Title: Poultry manureshed management: Opportunities and challenges for a vertically integrated industry

Author
item Bryant, Ray
item Endale, Dinku
item Spiegal, Sheri
item Flynn, Kyle
item MEINEN, ROBERT - Pennsylvania State University
item Cavigelli, Michel
item Kleinman, Peter

Submitted to: Journal of Environmental Quality
Publication Type: Peer Reviewed Journal
Publication Acceptance Date: 7/12/2021
Publication Date: 8/2/2021
Citation: Bryant, R.B., Endale, D.M., Spiegal, S.A., Flynn, K.C., Meinen, R.J., Cavigelli, M.A., Kleinman, P.J. 2021. Poultry manureshed management: Opportunities and challenges for a vertically integrated industry. Journal of Environmental Quality. 1-31. https://doi.org/10.1002/jeq2.20273.
DOI: https://doi.org/10.1002/jeq2.20273

Interpretive Summary: The “manureshed” is a concept for managing manure within a geographic area surrounding one or more livestock and poultry operations. Manureshed management seeks to address nutrient imbalances at scales beyond the farmgate and potentially across county and state boundaries. Excess manure nutrients can be recycled for agricultural production, either by transport from source areas to cropland needing fertilizer (sink areas) or by treatment technologies and alternative uses such as bioenergy production.

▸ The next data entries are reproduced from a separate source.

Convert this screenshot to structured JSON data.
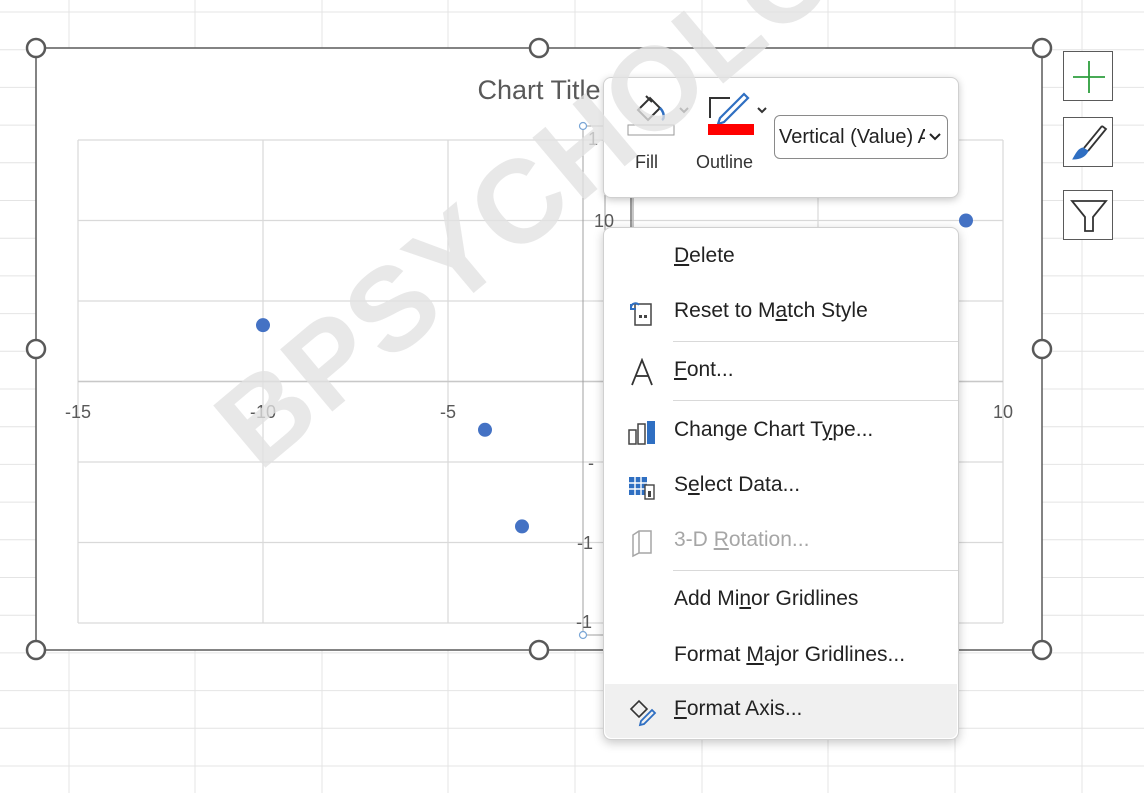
{
  "chart": {
    "title": "Chart Title",
    "x_tick_labels": [
      "-15",
      "-10",
      "-5",
      "10"
    ],
    "y_tick_labels": [
      "1",
      "10",
      "-",
      "-1",
      "-1"
    ]
  },
  "chart_data": {
    "type": "scatter",
    "title": "Chart Title",
    "xlim": [
      -15,
      10
    ],
    "x_ticks": [
      -15,
      -10,
      -5,
      0,
      5,
      10
    ],
    "ylim": [
      -15,
      15
    ],
    "y_ticks": [
      -15,
      -10,
      -5,
      0,
      5,
      10,
      15
    ],
    "grid": true,
    "series": [
      {
        "x": [
          -10,
          -4,
          -3,
          9
        ],
        "y": [
          3.5,
          -3,
          -9,
          10
        ]
      }
    ]
  },
  "toolbar": {
    "fill_label": "Fill",
    "outline_label": "Outline",
    "chart_element_select": "Vertical (Value) Axis",
    "outline_color": "#ff0000",
    "fill_color": "#ffffff"
  },
  "menu": {
    "items": [
      {
        "pre": "",
        "key": "D",
        "post": "elete",
        "icon": "none",
        "disabled": false
      },
      {
        "pre": "Reset to M",
        "key": "a",
        "post": "tch Style",
        "icon": "reset-style-icon",
        "disabled": false
      },
      {
        "pre": "",
        "key": "F",
        "post": "ont...",
        "icon": "font-icon",
        "disabled": false
      },
      {
        "pre": "Change Chart T",
        "key": "y",
        "post": "pe...",
        "icon": "change-chart-type-icon",
        "disabled": false
      },
      {
        "pre": "S",
        "key": "e",
        "post": "lect Data...",
        "icon": "select-data-icon",
        "disabled": false
      },
      {
        "pre": "3-D ",
        "key": "R",
        "post": "otation...",
        "icon": "3d-rotation-icon",
        "disabled": true
      },
      {
        "pre": "Add Mi",
        "key": "n",
        "post": "or Gridlines",
        "icon": "none",
        "disabled": false
      },
      {
        "pre": "Format ",
        "key": "M",
        "post": "ajor Gridlines...",
        "icon": "none",
        "disabled": false
      },
      {
        "pre": "",
        "key": "F",
        "post": "ormat Axis...",
        "icon": "format-axis-icon",
        "disabled": false
      }
    ]
  },
  "side_buttons": [
    "chart-elements-plus-icon",
    "chart-styles-brush-icon",
    "chart-filters-funnel-icon"
  ],
  "watermark": {
    "text": "BPSYCHOLOGY.COM"
  },
  "colors": {
    "marker": "#4472c4",
    "gridline": "#d9d9d9",
    "axis_label": "#595959",
    "selection_handle": "#595959"
  }
}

The US poultry industry, which includes broilers, layers, pullets, and turkeys, has a history of engaging in local and regional programs to better distribute manure resources. Despite widespread vertical integration that supports large-scale strategic decision making and dry manures that favor off-farm transport, there are still many challenges to poultry manureshed management that require engaging stakeholders other than just the poultry industry. Our analysis of county-level nutrient budgets highlights the industry’s “mega-manureshed,” extending from the Mid-Atlantic, across the southeast, and into northwest Arkansas, Oklahoma, and Texas. The analysis also identifies areas with legacy nutrient build-up that are still present today. Fortunately, past and present evolution and innovation within the industry places it as a likely leader of the manureshed vision.

Technical Abstract: Manureshed management seeks to address systemic imbalances in nutrient distributions at scales beyond the farmgate and potentially across county and state boundaries. The US poultry industry, which includes broilers, layers, pullets, (Gallus gallus domesticus), and turkeys (Meleagris gallopavo), has many characteristics that are compatible with achieving a vision of manureshed management, including a history of engaging in local and regional programs to better distribute manure resources. Despite widespread vertical integration that supports large-scale strategic decision making and dry manures that favor off-farm transport, there are still many challenges to poultry manureshed management that require engaging stakeholders other than just the poultry industry. Analysis of county-level nutrient budgets highlights the industry’s “mega-manureshed,” extending from the Mid-Atlantic, across the southeast, and into northwest Arkansas, Oklahoma, and Texas. The analysis also identifies areas with legacy nutrient build-up that are still present today. Implementing manureshed management in the US poultry industry requires comprehensive consideration of manure treatment technologies, alternative uses such as bioenergy production, market development for treated manure products, transport of manure nutrients from source areas to sink areas, and manure brokering programs that promote manure nutrient redistribution. Fortunately, past and present evolution and innovation within the industry places it as a likely leader of the manureshed vision.